### RECORDS FOR PROCESSING
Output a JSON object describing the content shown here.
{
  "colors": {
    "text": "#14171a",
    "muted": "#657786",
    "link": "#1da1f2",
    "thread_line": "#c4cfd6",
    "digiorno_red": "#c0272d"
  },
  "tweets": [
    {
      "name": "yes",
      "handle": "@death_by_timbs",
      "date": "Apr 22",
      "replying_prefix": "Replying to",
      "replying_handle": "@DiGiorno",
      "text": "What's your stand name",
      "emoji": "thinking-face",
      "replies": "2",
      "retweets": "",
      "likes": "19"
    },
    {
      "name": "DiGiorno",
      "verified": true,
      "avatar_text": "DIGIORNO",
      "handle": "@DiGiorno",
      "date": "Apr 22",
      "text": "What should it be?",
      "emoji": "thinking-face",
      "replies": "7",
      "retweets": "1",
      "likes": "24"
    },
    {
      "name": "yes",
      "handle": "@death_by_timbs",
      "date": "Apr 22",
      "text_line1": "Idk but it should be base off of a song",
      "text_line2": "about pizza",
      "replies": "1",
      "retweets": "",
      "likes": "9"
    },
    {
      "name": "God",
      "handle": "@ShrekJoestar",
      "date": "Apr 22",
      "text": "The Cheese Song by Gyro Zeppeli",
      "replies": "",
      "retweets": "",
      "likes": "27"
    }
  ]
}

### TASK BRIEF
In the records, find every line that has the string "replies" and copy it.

### EXERCISE SOLUTION
      "replies": "2",
      "replies": "7",
      "replies": "1",
      "replies": "",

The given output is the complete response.